That in the highly unlikely event that I were to eat at a fancy Paris restaurant in the future, I would like to know say if my entree was an industrially prepared meal that was being "made" by microwaving it out of the freezer.   So it would seem that would be a fine place to "draw the line."   Speaking of which, I was eating in Cambridge, Mass at a Portuguese restaurant awhile ago, and the bread was just excellent.   I quizzed the owner on what exactly it was, and she started out bravely enough, but as my questions kept coming, she finally just blurted out - we get it from a bakery.   That was fine with me.   I'm sure it was an excellent Portuguese bakery.   But that microwaved industrially prepared entree?   No way.   I'm outraged at the thought of it, even though for cost as well as other reasons, it is unlikely to be an issue in my own life.   Regulate away I say!   (Just feeling like arguing with you DA.   Don't take the bait.)   -Varda  

dabrownman's picture
dabrownman

are 'industrially' prepared, even though there isn't such a thing.  Almost all of it comes from the industrially based food distribution industry I worked in for so many years.   Some stuff gets microwaved, some stuff was made in the industrial strength mini oven, or Betsy;the Big Old GE Oven.  A lot comes out of the industrial GE fridge and freezer and made on the industrial CharBroil gas grill,  smoker or GE cooktop.  I don't know of a crop or food that isn't industrially grown, harvested, stored and or processed in some way.

We just can't get away from it and neither can any restaurant - especially those that claim they are somehow special and deserve government protection.  Who would want to really?  Caves don't suit many folks today and are way below underground concrete bunkers on the survival scale.  I just want the food to be good and something i can't make better at home in my near total industrial kitchen - which is less industrial than theirs by a very wide margin - even though i have a stainless steel fridge likem they do.

Of course, i don't have a WFO and can't even make 'artisan' bread at home as a result either.  Still, my apprentice endeavors to perservear and make the best Industrilal bread she can :-) 

When i go a restaurant and the food is better at the restaurant across the street, I want the restaurant I am at to run over to their competitor and get it for me instead - and then tell me about it so i can eat across the street next time.  The rules still apply. There are three things in business.  Low Price, Quality and Service,  You can only get 2 of the 3. 

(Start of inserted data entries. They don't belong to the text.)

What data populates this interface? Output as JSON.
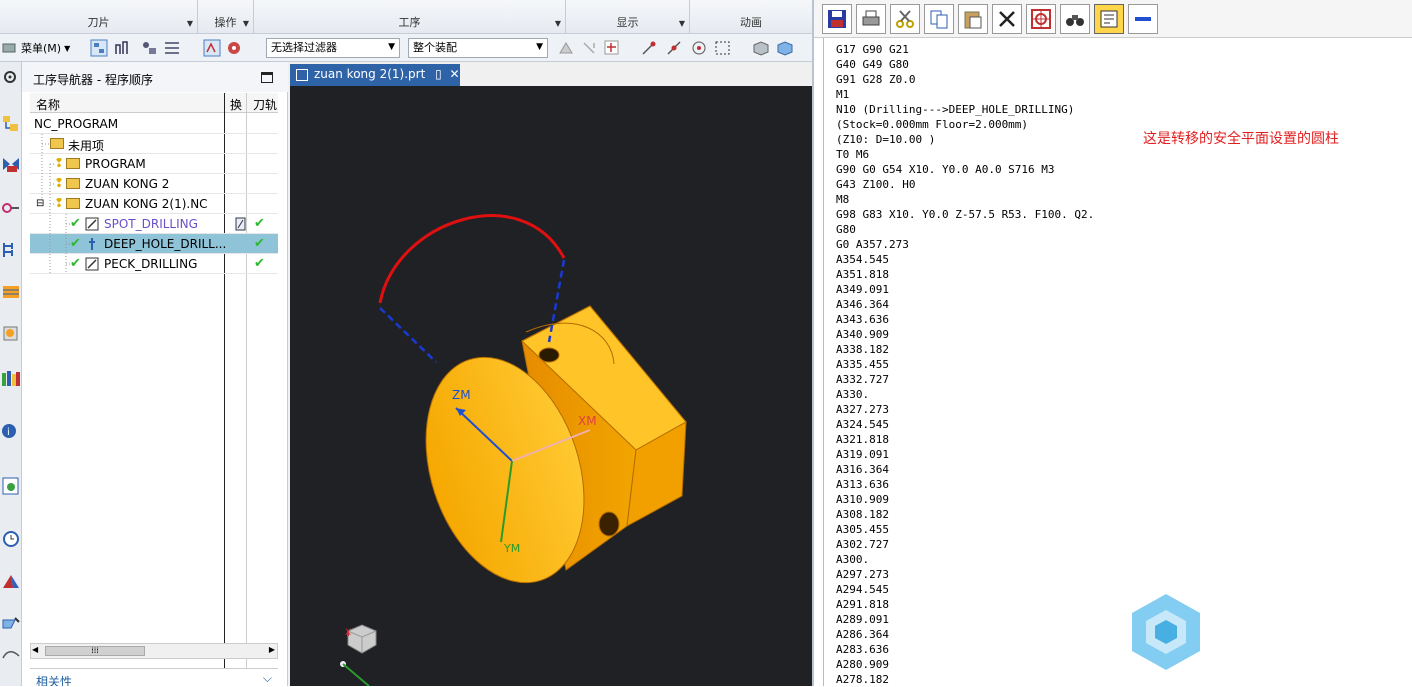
{
  "ribbon": {
    "groups": [
      "刀片",
      "操作",
      "工序",
      "显示",
      "动画"
    ]
  },
  "toolbar": {
    "menu_label": "菜单(M)",
    "filter_combo": "无选择过滤器",
    "assembly_combo": "整个装配"
  },
  "navigator": {
    "title": "工序导航器 - 程序顺序",
    "columns": {
      "name": "名称",
      "change": "换",
      "path": "刀轨"
    },
    "rows": [
      {
        "label": "NC_PROGRAM"
      },
      {
        "label": "未用项"
      },
      {
        "label": "PROGRAM"
      },
      {
        "label": "ZUAN KONG 2"
      },
      {
        "label": "ZUAN KONG 2(1).NC"
      },
      {
        "label": "SPOT_DRILLING"
      },
      {
        "label": "DEEP_HOLE_DRILL..."
      },
      {
        "label": "PECK_DRILLING"
      }
    ],
    "related_label": "相关性"
  },
  "viewport": {
    "tab_label": "zuan kong 2(1).prt",
    "axis_labels": {
      "zm": "ZM",
      "xm": "XM",
      "ym": "YM"
    },
    "triad_labels": {
      "x": "X",
      "y": "Y"
    }
  },
  "editor": {
    "code_lines": [
      "G17 G90 G21",
      "G40 G49 G80",
      "G91 G28 Z0.0",
      "M1",
      "N10 (Drilling--->DEEP_HOLE_DRILLING)",
      "(Stock=0.000mm Floor=2.000mm)",
      "(Z10: D=10.00 )",
      "T0 M6",
      "G90 G0 G54 X10. Y0.0 A0.0 S716 M3",
      "G43 Z100. H0",
      "M8",
      "G98 G83 X10. Y0.0 Z-57.5 R53. F100. Q2.",
      "G80",
      "G0 A357.273",
      "A354.545",
      "A351.818",
      "A349.091",
      "A346.364",
      "A343.636",
      "A340.909",
      "A338.182",
      "A335.455",
      "A332.727",
      "A330.",
      "A327.273",
      "A324.545",
      "A321.818",
      "A319.091",
      "A316.364",
      "A313.636",
      "A310.909",
      "A308.182",
      "A305.455",
      "A302.727",
      "A300.",
      "A297.273",
      "A294.545",
      "A291.818",
      "A289.091",
      "A286.364",
      "A283.636",
      "A280.909",
      "A278.182"
    ],
    "annotation": "这是转移的安全平面设置的圆柱"
  },
  "colors": {
    "accent": "#2e63a8",
    "part": "#f5a800",
    "annotation": "#e02020",
    "toolpath": "#e01010"
  }
}
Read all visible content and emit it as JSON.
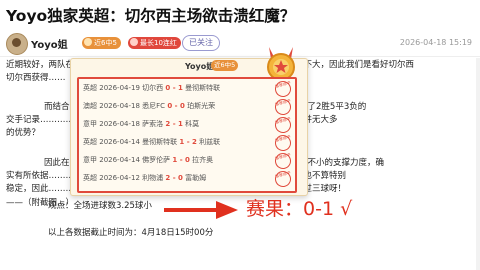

As a business owner, you decide where you want to be in the scheme of things and either provide 2 of the 3 or provide high price, quality and service and don't complain about it.   Your customers and business success will decide it you chose wisely or not.  The government can't fix bad choices but people can.  No one can fix stupid - except my apprentice of course :-)

Patf's picture
Patf

Even if french restaurants don't serve pre-prepared dishes, the alternatives aren't very imaginative. We live in the Gers, SW France, and eating out means, almost without exception, magret et frites. Moules et frites at the village do's.

Steak and chips is also popular.

And every small town has its Macdo's.

dabrownman's picture
dabrownman

out some frozen, leftover, grilled chicken tacos out of the freezer.   I unfroze them in the microwave and put them, side by side, in a Pyrex bread pan and sauced them with some bottled chipotle, red salsa and some ranchero sauce. topped it with blobs of sour cream and shredded colby jack cheese and then put it in the mini oven to heat up.

My wife said that they were the best enchiladas she has ever had.  I said great, but they aren't enchiladas :-)

We have come far but sadly still find oursleves lost :-)

Patf's picture
Patf

That reminds me of a recipe for baked chicken (from a country which shall remain nameless) involving mixing mayonnaise and tomato sauce, smearing on the chicken joints and baking in a hot oven. Yuk!